As the weather continues to rise, as do the number of buyers looking to purchase their new home. With such low inventory in Pitt County, the home buying market is extremely competitive. Currently, there are not enough quality homes on the market for the number of buyers ready to place an offer. Many sellers might find themselves in a multi-offer situation. If that occurs, which offer is best? This week, we will be giving a brief overview of the types of offers that sellers might receive.


Most home purchasers do not have a surplus of $100,000 in their bank account ready to buy outright (It is shocking, we know). Most home buyers also can not afford to hold two mortgages at the same time. Buyers that must sell in order to qualify for a new mortgage are still able to put offers in on homes before their own house sells. These types of offers are known as “Contingent Offers.” This offer is contingent on the sale of the buyer’s previous house.


While contingent offers are popular, they might not be the best choice for a seller. Those who have sold homes previously know that qualifying for a loan and being approved for a loan are two separate ideas. The loan process is extensive and typically takes anywhere from twenty-seven to forty-five days to receive final approval. Banks are constantly checking employment, checking and savings accounts, and credit throughout the loan approval process. In short, there are a lot of issues that can arise during this time. For a seller, it is stressful enough waiting for one loan to process, let alone two loans to process. Sellers who accept contingent offers are also placing their faith in the hands of their buyer’s buyer. What happens if the sale of the buyer’s home gets delayed? What if the buyers for the seller’s buyer’s home does not get approved? Or, what if the buyers for the seller’s buyer’s home terminates the contract? A contingent offer adds even more moving pieces to the transaction. A seller might want to consult with their agent before deciding on a contingent offer.


Next, sellers might be lucky enough to receive a cash offer. In a blog post from Economists’ Outlook, in coordination with the National Association of REALTORS® (NAR), it is written that IN 2017, twenty-one percent of buyers were cash sales. Most cash buyers offer cash in attempts to get a lower price than market value. There are many positives to cash offers. First, sellers will not have to worry about this buyer completing the loan process. Next, since cash buyers are not financing, they can also close on the home sooner.
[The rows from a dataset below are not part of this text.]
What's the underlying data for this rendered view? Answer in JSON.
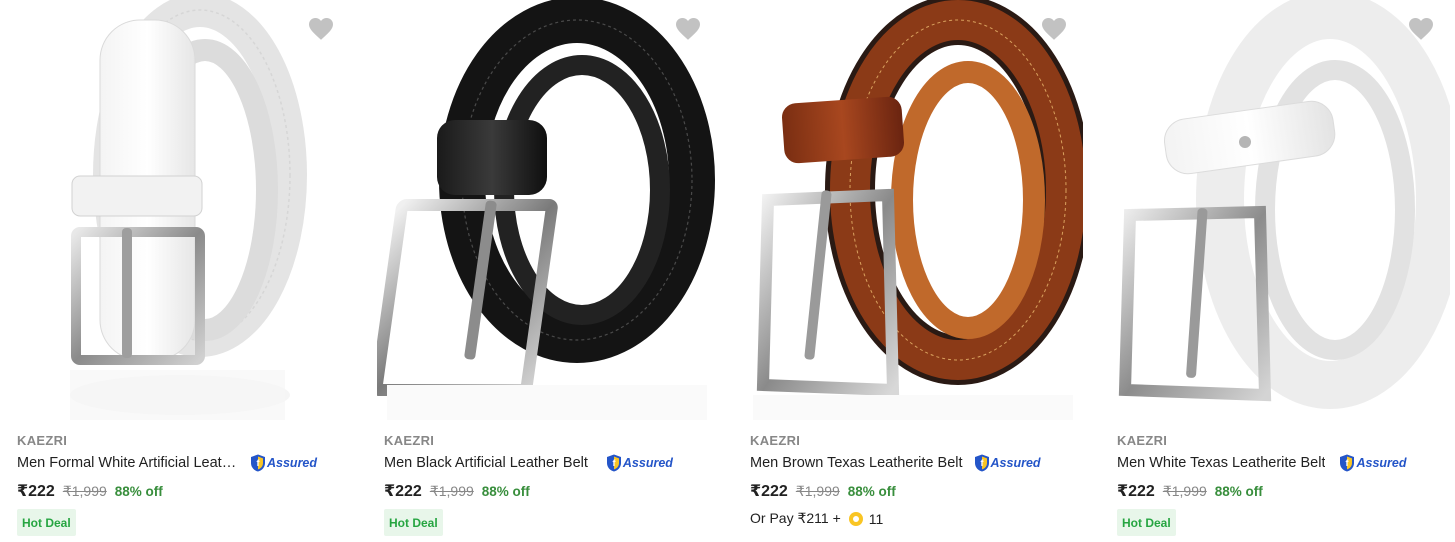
{
  "assured_label": "Assured",
  "colors": {
    "discount": "#388e3c",
    "hot_deal_bg": "#e8f6ea",
    "hot_deal_text": "#26a541",
    "assured_blue": "#2455c8",
    "supercoin": "#f9c524"
  },
  "products": [
    {
      "brand": "KAEZRI",
      "title": "Men Formal White Artificial Leather Belt",
      "price": "₹222",
      "mrp": "₹1,999",
      "discount": "88% off",
      "tag": "Hot Deal",
      "image_icon": "white-belt-image"
    },
    {
      "brand": "KAEZRI",
      "title": "Men Black Artificial Leather Belt",
      "price": "₹222",
      "mrp": "₹1,999",
      "discount": "88% off",
      "tag": "Hot Deal",
      "image_icon": "black-belt-image"
    },
    {
      "brand": "KAEZRI",
      "title": "Men Brown Texas Leatherite Belt",
      "price": "₹222",
      "mrp": "₹1,999",
      "discount": "88% off",
      "pay_prefix": "Or Pay ₹211 +",
      "supercoins": "11",
      "image_icon": "brown-belt-image"
    },
    {
      "brand": "KAEZRI",
      "title": "Men White Texas Leatherite Belt",
      "price": "₹222",
      "mrp": "₹1,999",
      "discount": "88% off",
      "tag": "Hot Deal",
      "image_icon": "white-belt-image"
    }
  ]
}
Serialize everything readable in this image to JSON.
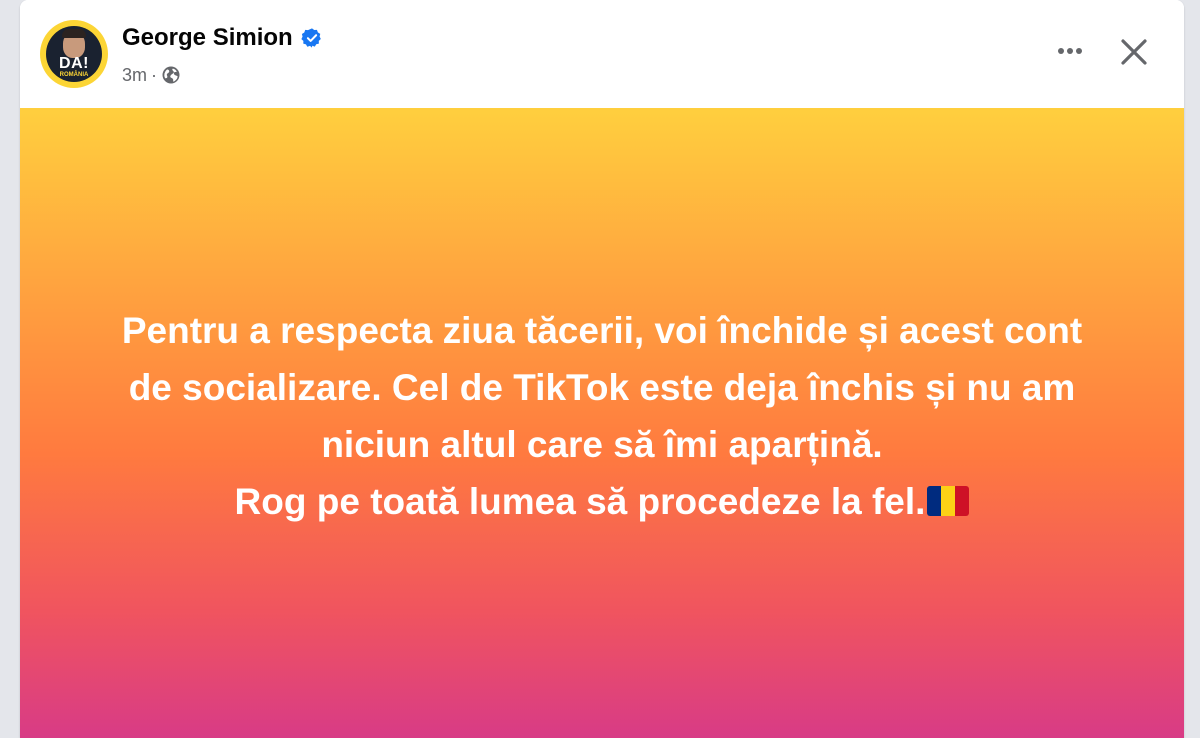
{
  "post": {
    "author": "George Simion",
    "time": "3m",
    "separator": "·",
    "avatar_text": "DA!",
    "avatar_subtext": "ROMÂNIA",
    "lines": [
      "Pentru a respecta ziua tăcerii, voi închide și acest cont",
      "de socializare. Cel de TikTok este deja închis și nu am",
      "niciun altul care să îmi aparțină.",
      "Rog pe toată lumea să procedeze la fel."
    ],
    "emoji": "romania-flag",
    "background_colors": [
      "#ffcf3e",
      "#ff7a3f",
      "#d83b86"
    ]
  },
  "icons": {
    "verified": "verified-badge-icon",
    "privacy": "globe-icon",
    "more": "more-options-icon",
    "close": "close-icon"
  },
  "colors": {
    "accent": "#1877f2",
    "text": "#050505",
    "meta": "#65676b"
  }
}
Typically, cash sales are completed within fourteen days. Compared to financing, that is half the time. However, cash offers do not always win the bidding wars. Sometimes, sellers may find it more lucrative to wait the extra time to receive the price they prefer. Sellers should be aware that there is much that can go awry during the loan process. Accepting an offer that is using financing is more of a gamble than accepting a possibly lower cash offer. Again, sellers should look to the advice of their real estate professional.


Buyers that need to finance, but do not have to sell an existing home to qualify, are simply normal offers. However, there are different types of loans that could affect the seller. If a buyer is using a conventional home loan, then the buyer must pay at least five percent of the purchase price as their down payment. Buyers that utilize a conventional home loan are typically looking to pay more of a down payment. Once a buyer gets twenty percent of the loan paid off, they no longer must pay monthly private mortgage insurance or PMI. Sellers can find this comforting, knowing that the buyer is staking more of their money as a down payment. A buyer that elects to use a USDA home loan is not required to pay a down payment, as it is a one-hundred percent financing loan. This could scare some sellers since the buyer does not have to stake any money out of pocket to purchase. An FHA home loan requires a down payment of three and a half percent but is subject to an FHA appraisal. A VA loan is for our nation’s veterans. Veterans using their VA eligibility for a VA mortgage do not have a down payment and are also contingent upon a VA appraisal. A seller’s REALTOR ® will be able to relay the pros and cons of each type of loan with their client.


At Tyre Realty Group, our distinguished seller’s agents aim to ensure our sellers that they understand each type of offer fully. Selecting the correct offer is an important decision. Our seller’s agents guide our clients through the different types of offers. If you are thinking about listing your home and need assistance, please call us at (252) 758-HOME or stop by our office Monday through Friday, 8:30 AM – 5:30 PM at 505 Red Banks Boulevard Suite E, Greenville, NC 27858.